## Prompt
Write out the data in full, exactly as shown.

:::::

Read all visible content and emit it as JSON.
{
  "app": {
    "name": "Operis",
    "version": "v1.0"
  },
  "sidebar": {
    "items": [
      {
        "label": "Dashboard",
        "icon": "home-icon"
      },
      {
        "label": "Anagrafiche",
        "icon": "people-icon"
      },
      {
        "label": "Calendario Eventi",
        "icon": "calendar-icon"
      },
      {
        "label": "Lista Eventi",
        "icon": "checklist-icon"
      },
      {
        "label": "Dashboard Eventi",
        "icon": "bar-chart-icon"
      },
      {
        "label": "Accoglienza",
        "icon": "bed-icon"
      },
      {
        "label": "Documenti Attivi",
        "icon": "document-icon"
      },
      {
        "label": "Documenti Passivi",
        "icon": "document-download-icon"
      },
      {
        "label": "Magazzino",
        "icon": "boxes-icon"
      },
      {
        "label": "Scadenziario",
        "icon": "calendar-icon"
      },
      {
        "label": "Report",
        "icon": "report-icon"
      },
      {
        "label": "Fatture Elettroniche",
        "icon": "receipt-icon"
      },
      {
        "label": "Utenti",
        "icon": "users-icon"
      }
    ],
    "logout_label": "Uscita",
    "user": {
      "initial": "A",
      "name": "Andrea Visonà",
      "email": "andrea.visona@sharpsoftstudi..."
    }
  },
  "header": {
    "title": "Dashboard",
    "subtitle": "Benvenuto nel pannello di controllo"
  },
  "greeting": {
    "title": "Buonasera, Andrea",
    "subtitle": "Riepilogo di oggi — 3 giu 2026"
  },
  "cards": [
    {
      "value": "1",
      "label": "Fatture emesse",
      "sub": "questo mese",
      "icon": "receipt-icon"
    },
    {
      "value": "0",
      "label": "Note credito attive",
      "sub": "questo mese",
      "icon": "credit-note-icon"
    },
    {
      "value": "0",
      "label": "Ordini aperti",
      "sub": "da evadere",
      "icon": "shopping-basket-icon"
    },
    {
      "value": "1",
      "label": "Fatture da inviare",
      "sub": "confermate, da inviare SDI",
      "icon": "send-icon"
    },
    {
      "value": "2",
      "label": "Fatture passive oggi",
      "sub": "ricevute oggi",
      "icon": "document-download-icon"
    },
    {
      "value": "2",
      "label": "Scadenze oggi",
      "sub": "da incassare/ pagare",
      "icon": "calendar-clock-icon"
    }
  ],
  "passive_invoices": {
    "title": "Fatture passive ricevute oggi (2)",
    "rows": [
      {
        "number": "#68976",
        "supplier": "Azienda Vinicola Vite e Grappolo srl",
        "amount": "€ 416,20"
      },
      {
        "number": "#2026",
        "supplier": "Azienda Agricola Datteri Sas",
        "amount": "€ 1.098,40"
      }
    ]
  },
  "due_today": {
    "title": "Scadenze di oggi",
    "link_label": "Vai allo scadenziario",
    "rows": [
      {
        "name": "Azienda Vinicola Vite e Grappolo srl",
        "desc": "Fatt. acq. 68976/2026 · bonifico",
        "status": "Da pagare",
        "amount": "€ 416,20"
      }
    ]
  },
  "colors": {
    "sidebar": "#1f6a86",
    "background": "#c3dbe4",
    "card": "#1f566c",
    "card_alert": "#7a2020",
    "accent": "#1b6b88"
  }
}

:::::

## Result of this exercise
Read all visible content and emit it as JSON.
{
  "app": {
    "name": "Operis",
    "version": "v1.0"
  },
  "sidebar": {
    "items": [
      {
        "label": "Dashboard",
        "icon": "home-icon"
      },
      {
        "label": "Anagrafiche",
        "icon": "people-icon"
      },
      {
        "label": "Calendario Eventi",
        "icon": "calendar-icon"
      },
      {
        "label": "Lista Eventi",
        "icon": "checklist-icon"
      },
      {
        "label": "Dashboard Eventi",
        "icon": "bar-chart-icon"
      },
      {
        "label": "Accoglienza",
        "icon": "bed-icon"
      },
      {
        "label": "Documenti Attivi",
        "icon": "document-icon"
      },
      {
        "label": "Documenti Passivi",
        "icon": "document-download-icon"
      },
      {
        "label": "Magazzino",
        "icon": "boxes-icon"
      },
      {
        "label": "Scadenziario",
        "icon": "calendar-icon"
      },
      {
        "label": "Report",
        "icon": "report-icon"
      },
      {
        "label": "Fatture Elettroniche",
        "icon": "receipt-icon"
      },
      {
        "label": "Utenti",
        "icon": "users-icon"
      }
    ],
    "logout_label": "Uscita",
    "user": {
      "initial": "A",
      "name": "Andrea Visonà",
      "email": "andrea.visona@sharpsoftstudi..."
    }
  },
  "header": {
    "title": "Dashboard",
    "subtitle": "Benvenuto nel pannello di controllo"
  },
  "greeting": {
    "title": "Buonasera, Andrea",
    "subtitle": "Riepilogo di oggi — 3 giu 2026"
  },
  "cards": [
    {
      "value": "1",
      "label": "Fatture emesse",
      "sub": "questo mese",
      "icon": "receipt-icon"
    },
    {
      "value": "0",
      "label": "Note credito attive",
      "sub": "questo mese",
      "icon": "credit-note-icon"
    },
    {
      "value": "0",
      "label": "Ordini aperti",
      "sub": "da evadere",
      "icon": "shopping-basket-icon"
    },
    {
      "value": "1",
      "label": "Fatture da inviare",
      "sub": "confermate, da inviare SDI",
      "icon": "send-icon"
    },
    {
      "value": "2",
      "label": "Fatture passive oggi",
      "sub": "ricevute oggi",
      "icon": "document-download-icon"
    },
    {
      "value": "2",
      "label": "Scadenze oggi",
      "sub": "da incassare/ pagare",
      "icon": "calendar-clock-icon"
    }
  ],
  "passive_invoices": {
    "title": "Fatture passive ricevute oggi (2)",
    "rows": [
      {
        "number": "#68976",
        "supplier": "Azienda Vinicola Vite e Grappolo srl",
        "amount": "€ 416,20"
      },
      {
        "number": "#2026",
        "supplier": "Azienda Agricola Datteri Sas",
        "amount": "€ 1.098,40"
      }
    ]
  },
  "due_today": {
    "title": "Scadenze di oggi",
    "link_label": "Vai allo scadenziario",
    "rows": [
      {
        "name": "Azienda Vinicola Vite e Grappolo srl",
        "desc": "Fatt. acq. 68976/2026 · bonifico",
        "status": "Da pagare",
        "amount": "€ 416,20"
      }
    ]
  },
  "colors": {
    "sidebar": "#1f6a86",
    "background": "#c3dbe4",
    "card": "#1f566c",
    "card_alert": "#7a2020",
    "accent": "#1b6b88"
  }
}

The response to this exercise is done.